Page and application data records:
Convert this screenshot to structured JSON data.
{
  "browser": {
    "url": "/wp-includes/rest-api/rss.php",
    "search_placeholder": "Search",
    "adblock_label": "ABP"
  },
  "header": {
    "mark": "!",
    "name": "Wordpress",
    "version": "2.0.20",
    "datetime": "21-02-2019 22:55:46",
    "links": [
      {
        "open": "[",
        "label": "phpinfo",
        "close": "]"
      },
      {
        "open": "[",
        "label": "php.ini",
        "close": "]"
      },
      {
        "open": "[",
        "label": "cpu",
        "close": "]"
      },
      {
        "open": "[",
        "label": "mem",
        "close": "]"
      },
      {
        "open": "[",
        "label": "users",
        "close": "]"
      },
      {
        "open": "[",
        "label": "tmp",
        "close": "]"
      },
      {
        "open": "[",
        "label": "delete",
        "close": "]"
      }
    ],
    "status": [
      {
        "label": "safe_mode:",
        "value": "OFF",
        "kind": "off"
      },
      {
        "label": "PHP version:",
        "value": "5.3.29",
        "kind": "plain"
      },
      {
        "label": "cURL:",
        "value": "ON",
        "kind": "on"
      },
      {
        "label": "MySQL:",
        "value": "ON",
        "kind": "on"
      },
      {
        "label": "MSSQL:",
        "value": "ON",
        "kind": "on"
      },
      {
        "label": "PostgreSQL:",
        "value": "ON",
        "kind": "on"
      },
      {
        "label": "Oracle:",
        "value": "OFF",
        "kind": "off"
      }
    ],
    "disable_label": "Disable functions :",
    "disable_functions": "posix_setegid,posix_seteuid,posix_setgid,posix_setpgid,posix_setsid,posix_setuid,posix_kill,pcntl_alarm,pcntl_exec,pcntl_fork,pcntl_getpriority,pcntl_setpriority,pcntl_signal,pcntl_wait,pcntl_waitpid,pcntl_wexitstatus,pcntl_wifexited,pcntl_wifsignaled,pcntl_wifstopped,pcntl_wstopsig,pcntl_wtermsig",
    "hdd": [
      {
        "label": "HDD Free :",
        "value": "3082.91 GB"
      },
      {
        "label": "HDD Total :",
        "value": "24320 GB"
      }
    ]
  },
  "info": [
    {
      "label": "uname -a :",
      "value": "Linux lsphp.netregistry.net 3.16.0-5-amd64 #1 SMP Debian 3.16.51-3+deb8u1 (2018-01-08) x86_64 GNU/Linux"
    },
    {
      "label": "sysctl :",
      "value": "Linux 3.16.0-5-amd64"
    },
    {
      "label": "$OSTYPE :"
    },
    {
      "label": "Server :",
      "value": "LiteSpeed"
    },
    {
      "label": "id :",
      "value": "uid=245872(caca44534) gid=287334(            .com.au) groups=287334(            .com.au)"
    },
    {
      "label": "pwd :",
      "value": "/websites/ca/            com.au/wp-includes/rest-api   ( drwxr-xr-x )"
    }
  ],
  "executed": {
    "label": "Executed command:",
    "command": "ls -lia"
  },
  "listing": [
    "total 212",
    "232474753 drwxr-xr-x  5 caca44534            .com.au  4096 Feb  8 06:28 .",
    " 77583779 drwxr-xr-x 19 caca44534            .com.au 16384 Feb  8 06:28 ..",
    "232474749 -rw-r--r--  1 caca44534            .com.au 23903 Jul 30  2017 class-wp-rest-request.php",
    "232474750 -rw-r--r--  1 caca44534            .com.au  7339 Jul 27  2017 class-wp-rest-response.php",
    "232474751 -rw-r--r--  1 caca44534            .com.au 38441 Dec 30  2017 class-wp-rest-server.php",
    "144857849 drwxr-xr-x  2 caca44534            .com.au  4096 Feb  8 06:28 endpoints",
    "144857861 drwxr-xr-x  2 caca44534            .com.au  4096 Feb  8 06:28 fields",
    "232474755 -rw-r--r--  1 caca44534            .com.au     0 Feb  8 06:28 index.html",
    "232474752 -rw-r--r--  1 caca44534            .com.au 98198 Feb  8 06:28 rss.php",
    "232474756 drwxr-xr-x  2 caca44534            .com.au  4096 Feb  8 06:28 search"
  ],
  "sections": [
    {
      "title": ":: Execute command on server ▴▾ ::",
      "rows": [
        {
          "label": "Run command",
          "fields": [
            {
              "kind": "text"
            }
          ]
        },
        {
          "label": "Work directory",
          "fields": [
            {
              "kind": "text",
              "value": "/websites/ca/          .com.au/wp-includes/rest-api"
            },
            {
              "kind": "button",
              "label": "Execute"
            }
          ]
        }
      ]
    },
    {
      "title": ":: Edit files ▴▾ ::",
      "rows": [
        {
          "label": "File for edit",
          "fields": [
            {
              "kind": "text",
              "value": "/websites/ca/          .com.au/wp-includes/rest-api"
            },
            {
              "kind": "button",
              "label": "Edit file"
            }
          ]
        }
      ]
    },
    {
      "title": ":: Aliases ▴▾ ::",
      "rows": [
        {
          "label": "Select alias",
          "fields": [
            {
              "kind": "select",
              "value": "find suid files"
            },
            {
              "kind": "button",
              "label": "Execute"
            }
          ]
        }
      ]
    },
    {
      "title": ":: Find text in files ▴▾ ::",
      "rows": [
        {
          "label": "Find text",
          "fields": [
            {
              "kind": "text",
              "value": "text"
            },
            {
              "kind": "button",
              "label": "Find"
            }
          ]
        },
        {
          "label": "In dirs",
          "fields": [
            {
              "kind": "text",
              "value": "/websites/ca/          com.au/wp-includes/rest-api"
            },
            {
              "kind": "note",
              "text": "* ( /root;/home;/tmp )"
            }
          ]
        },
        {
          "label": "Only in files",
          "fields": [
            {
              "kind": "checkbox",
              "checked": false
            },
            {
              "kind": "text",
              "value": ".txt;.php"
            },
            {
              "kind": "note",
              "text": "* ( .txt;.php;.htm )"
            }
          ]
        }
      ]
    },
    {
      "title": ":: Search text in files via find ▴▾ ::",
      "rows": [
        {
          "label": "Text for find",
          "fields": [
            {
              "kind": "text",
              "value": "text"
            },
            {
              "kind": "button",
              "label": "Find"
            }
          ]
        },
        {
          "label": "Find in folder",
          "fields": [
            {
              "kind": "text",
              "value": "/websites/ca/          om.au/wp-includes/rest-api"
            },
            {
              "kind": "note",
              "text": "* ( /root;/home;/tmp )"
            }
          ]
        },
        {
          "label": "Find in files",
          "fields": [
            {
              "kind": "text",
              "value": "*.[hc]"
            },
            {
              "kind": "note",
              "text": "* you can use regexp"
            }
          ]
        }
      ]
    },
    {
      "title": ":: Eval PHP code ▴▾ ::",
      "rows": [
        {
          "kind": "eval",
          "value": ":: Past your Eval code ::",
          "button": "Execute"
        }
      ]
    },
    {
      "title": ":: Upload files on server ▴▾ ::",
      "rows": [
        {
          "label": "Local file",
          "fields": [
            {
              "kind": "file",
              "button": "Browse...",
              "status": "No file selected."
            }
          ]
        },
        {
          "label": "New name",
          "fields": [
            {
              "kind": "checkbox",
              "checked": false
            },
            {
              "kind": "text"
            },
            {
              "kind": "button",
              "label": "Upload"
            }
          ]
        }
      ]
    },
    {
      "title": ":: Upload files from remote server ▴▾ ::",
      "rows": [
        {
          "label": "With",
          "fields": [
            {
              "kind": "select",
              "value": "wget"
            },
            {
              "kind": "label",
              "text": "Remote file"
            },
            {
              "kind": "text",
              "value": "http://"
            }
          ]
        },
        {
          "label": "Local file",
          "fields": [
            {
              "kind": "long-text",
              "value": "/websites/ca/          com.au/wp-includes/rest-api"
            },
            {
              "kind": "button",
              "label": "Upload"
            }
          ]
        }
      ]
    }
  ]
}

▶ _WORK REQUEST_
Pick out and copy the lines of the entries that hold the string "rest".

▶ _EXERCISE ANSWER_
    "url": "/wp-includes/rest-api/rss.php",
      "value": "/websites/ca/            com.au/wp-includes/rest-api   ( drwxr-xr-x )"
    "232474749 -rw-r--r--  1 caca44534            .com.au 23903 Jul 30  2017 class-wp-rest-request.php",
    "232474750 -rw-r--r--  1 caca44534            .com.au  7339 Jul 27  2017 class-wp-rest-response.php",
    "232474751 -rw-r--r--  1 caca44534            .com.au 38441 Dec 30  2017 class-wp-rest-server.php",
              "value": "/websites/ca/          .com.au/wp-includes/rest-api"
              "value": "/websites/ca/          .com.au/wp-includes/rest-api"
              "value": "/websites/ca/          com.au/wp-includes/rest-api"
              "value": "/websites/ca/          om.au/wp-includes/rest-api"
              "value": "/websites/ca/          com.au/wp-includes/rest-api"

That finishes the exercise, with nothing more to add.